Washington’s new approach, Pence said, includes making the U.S. military stronger, implementing tariffs specifically targeting the advanced industries that Beijing is trying to capture and control, giving a stronger commitment to a free and open Indo-Pacific, forging new trade deals, streamlining international development and finance programs, and giving foreign nations a just and transparent alternative to China’s debt-trap diplomacy.
He said he would travel to Singapore and Papua New Guinea next month to represent the United States at ASEAN and APEC, and would unveil new measures and programs to support a free and open Indo-Pacific on behalf of President Donald Trump.
One of those programs is the BUILD Act, which Trump will soon sign into law. The act provides the means for private enterprise to contribute to the development of low- and lower-middle-income countries. That’s partially in response to China’s One Belt One Road initiative, which has given the Beijing regime influence in the Pacific, South Asia, and Africa.

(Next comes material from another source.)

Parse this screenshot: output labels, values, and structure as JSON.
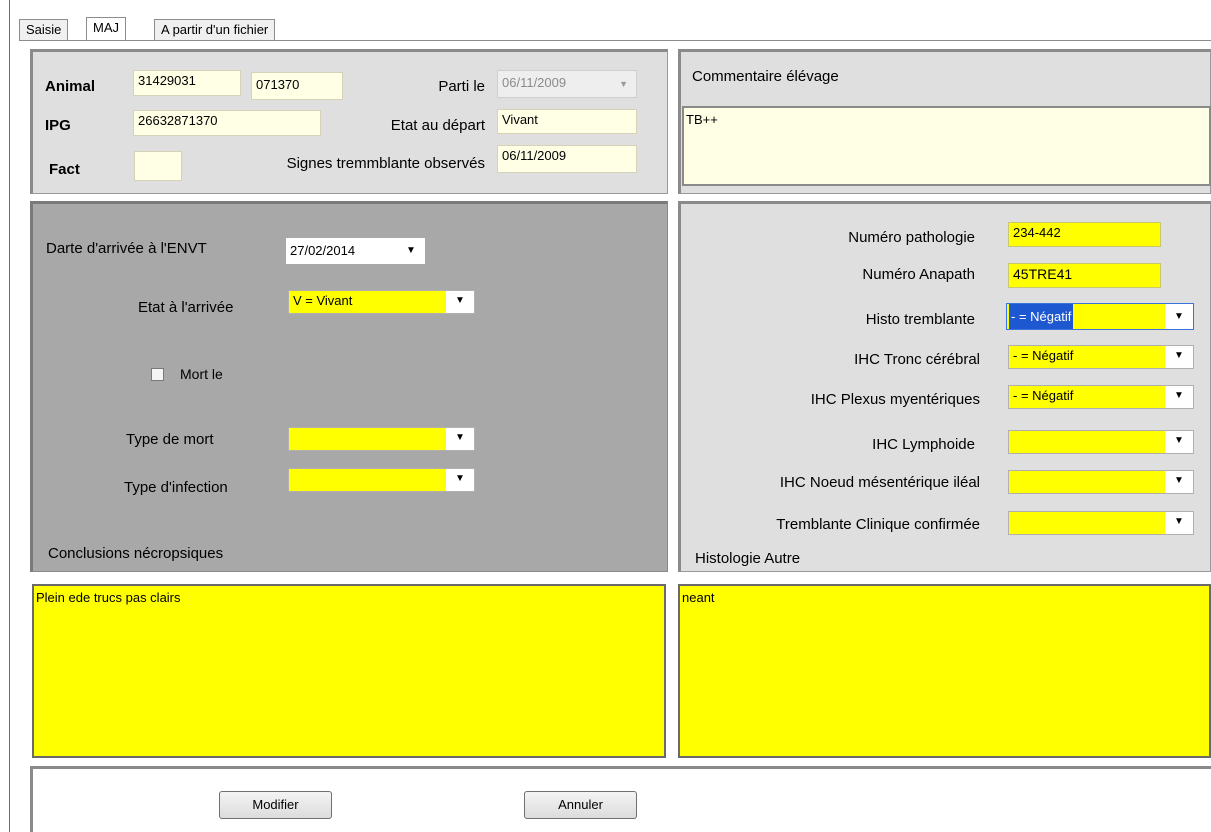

“To protect our interests here at home, we’ve strengthened CFIUS—the Committee on Foreign Investment in the United States—heightening our scrutiny of Chinese investment in America, to protect our national security from Beijing’s predatory actions,” Pence said.
‘A Trade Coalition of the Willing’
On Oct. 5, U.S. Commerce Secretary Wilbur Ross signalled that Washington may use a provision in the new trade agreement with Canada and Mexico to put pressure on China to end its bad practices.
The provision in the recently completed USMCA specifies that if one of the three partners enters a free-trade deal with a “non-market” country—the implication being China—it must notify the other two, which may then quit the agreement and form their own trade deal together.
Ross said the provision is “a kind of poison pill” that could be replicated in U.S. trade deals with other countries.
“People can come to understand that this is one of your prerequisites to make a deal,” he told Reuters in an interview.
Washington is currently in talks with Japan and the European Union to find ways to reduce large U.S. trade deficits in certain areas.
On the same day as Pence’s speech, Larry Kudlow, director of the White House National Economic Council, said at the Economic Club of Washington that “China has played fast and loose with the rules” and Trump is trying to level the playing field.
“We are talking to the EU again, we are talking to Japan again, we are moving to what I have characterized as a trade coalition of the willing to confront China,” Kudlow said, according to C-SPAN2.
“The president wants a level playing field, he wants reciprocity. Ultimately, he wants zero tariffs, zero non-tariff barriers, and zero subsidies. This may be painful in some cases. He’s a disrupter, as we know. But again, using [USMCA] as a good win, and we had South Korea, I think these things can be negotiated.”
Kudlow noted that past presidents of both parties paid “lip service” to changing trade practices with China but never followed through.
“Trump is following through,” he said.
Additional reporting by Jennifer Zeng